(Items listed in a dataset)
____

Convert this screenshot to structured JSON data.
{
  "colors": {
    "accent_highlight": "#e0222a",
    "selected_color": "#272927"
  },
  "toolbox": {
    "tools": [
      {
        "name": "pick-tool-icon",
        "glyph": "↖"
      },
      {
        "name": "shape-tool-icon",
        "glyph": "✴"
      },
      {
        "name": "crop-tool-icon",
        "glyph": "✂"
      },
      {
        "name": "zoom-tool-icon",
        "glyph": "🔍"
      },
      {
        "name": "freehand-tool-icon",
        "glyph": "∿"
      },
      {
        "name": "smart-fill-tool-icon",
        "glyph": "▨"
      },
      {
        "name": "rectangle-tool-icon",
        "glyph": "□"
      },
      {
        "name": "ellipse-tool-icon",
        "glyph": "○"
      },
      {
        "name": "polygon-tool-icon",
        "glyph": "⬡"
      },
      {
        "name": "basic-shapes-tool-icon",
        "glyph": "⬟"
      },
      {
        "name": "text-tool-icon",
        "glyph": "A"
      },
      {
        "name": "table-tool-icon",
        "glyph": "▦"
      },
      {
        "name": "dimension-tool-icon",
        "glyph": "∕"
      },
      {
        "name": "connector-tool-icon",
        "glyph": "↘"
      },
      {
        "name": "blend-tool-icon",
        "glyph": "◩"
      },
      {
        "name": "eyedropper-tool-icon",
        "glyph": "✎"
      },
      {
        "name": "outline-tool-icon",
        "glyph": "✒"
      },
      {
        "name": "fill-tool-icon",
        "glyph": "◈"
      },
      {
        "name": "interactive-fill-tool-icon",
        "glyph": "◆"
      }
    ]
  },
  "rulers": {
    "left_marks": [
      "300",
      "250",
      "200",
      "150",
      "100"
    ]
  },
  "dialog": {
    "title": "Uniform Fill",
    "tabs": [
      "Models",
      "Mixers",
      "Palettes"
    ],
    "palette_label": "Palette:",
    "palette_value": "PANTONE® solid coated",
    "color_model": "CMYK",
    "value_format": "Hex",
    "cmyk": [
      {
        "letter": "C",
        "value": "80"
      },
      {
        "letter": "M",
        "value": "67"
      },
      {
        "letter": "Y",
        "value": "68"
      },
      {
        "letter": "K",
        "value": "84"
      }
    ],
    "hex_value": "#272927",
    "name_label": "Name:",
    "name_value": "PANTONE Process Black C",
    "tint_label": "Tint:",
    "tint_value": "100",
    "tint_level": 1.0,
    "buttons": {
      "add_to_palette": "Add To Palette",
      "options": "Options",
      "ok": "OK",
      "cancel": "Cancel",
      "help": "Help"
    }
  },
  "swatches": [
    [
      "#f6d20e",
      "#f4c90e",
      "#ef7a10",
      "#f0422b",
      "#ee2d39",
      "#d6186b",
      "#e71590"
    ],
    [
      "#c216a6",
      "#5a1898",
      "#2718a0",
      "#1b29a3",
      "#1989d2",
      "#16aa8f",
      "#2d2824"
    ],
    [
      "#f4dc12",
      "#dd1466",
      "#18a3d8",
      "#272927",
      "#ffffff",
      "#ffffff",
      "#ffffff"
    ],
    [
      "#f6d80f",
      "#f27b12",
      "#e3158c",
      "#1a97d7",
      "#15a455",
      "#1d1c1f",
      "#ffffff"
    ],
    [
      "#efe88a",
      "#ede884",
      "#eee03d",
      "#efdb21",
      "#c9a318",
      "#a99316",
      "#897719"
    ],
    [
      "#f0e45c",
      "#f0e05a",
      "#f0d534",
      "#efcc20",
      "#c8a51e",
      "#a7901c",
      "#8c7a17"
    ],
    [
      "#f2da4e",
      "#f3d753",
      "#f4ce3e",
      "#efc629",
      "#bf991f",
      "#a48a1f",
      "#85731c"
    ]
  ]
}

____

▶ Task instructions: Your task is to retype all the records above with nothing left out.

▶ Exercise output:
Convert this screenshot to structured JSON data.
{
  "colors": {
    "accent_highlight": "#e0222a",
    "selected_color": "#272927"
  },
  "toolbox": {
    "tools": [
      {
        "name": "pick-tool-icon",
        "glyph": "↖"
      },
      {
        "name": "shape-tool-icon",
        "glyph": "✴"
      },
      {
        "name": "crop-tool-icon",
        "glyph": "✂"
      },
      {
        "name": "zoom-tool-icon",
        "glyph": "🔍"
      },
      {
        "name": "freehand-tool-icon",
        "glyph": "∿"
      },
      {
        "name": "smart-fill-tool-icon",
        "glyph": "▨"
      },
      {
        "name": "rectangle-tool-icon",
        "glyph": "□"
      },
      {
        "name": "ellipse-tool-icon",
        "glyph": "○"
      },
      {
        "name": "polygon-tool-icon",
        "glyph": "⬡"
      },
      {
        "name": "basic-shapes-tool-icon",
        "glyph": "⬟"
      },
      {
        "name": "text-tool-icon",
        "glyph": "A"
      },
      {
        "name": "table-tool-icon",
        "glyph": "▦"
      },
      {
        "name": "dimension-tool-icon",
        "glyph": "∕"
      },
      {
        "name": "connector-tool-icon",
        "glyph": "↘"
      },
      {
        "name": "blend-tool-icon",
        "glyph": "◩"
      },
      {
        "name": "eyedropper-tool-icon",
        "glyph": "✎"
      },
      {
        "name": "outline-tool-icon",
        "glyph": "✒"
      },
      {
        "name": "fill-tool-icon",
        "glyph": "◈"
      },
      {
        "name": "interactive-fill-tool-icon",
        "glyph": "◆"
      }
    ]
  },
  "rulers": {
    "left_marks": [
      "300",
      "250",
      "200",
      "150",
      "100"
    ]
  },
  "dialog": {
    "title": "Uniform Fill",
    "tabs": [
      "Models",
      "Mixers",
      "Palettes"
    ],
    "palette_label": "Palette:",
    "palette_value": "PANTONE® solid coated",
    "color_model": "CMYK",
    "value_format": "Hex",
    "cmyk": [
      {
        "letter": "C",
        "value": "80"
      },
      {
        "letter": "M",
        "value": "67"
      },
      {
        "letter": "Y",
        "value": "68"
      },
      {
        "letter": "K",
        "value": "84"
      }
    ],
    "hex_value": "#272927",
    "name_label": "Name:",
    "name_value": "PANTONE Process Black C",
    "tint_label": "Tint:",
    "tint_value": "100",
    "tint_level": 1.0,
    "buttons": {
      "add_to_palette": "Add To Palette",
      "options": "Options",
      "ok": "OK",
      "cancel": "Cancel",
      "help": "Help"
    }
  },
  "swatches": [
    [
      "#f6d20e",
      "#f4c90e",
      "#ef7a10",
      "#f0422b",
      "#ee2d39",
      "#d6186b",
      "#e71590"
    ],
    [
      "#c216a6",
      "#5a1898",
      "#2718a0",
      "#1b29a3",
      "#1989d2",
      "#16aa8f",
      "#2d2824"
    ],
    [
      "#f4dc12",
      "#dd1466",
      "#18a3d8",
      "#272927",
      "#ffffff",
      "#ffffff",
      "#ffffff"
    ],
    [
      "#f6d80f",
      "#f27b12",
      "#e3158c",
      "#1a97d7",
      "#15a455",
      "#1d1c1f",
      "#ffffff"
    ],
    [
      "#efe88a",
      "#ede884",
      "#eee03d",
      "#efdb21",
      "#c9a318",
      "#a99316",
      "#897719"
    ],
    [
      "#f0e45c",
      "#f0e05a",
      "#f0d534",
      "#efcc20",
      "#c8a51e",
      "#a7901c",
      "#8c7a17"
    ],
    [
      "#f2da4e",
      "#f3d753",
      "#f4ce3e",
      "#efc629",
      "#bf991f",
      "#a48a1f",
      "#85731c"
    ]
  ]
}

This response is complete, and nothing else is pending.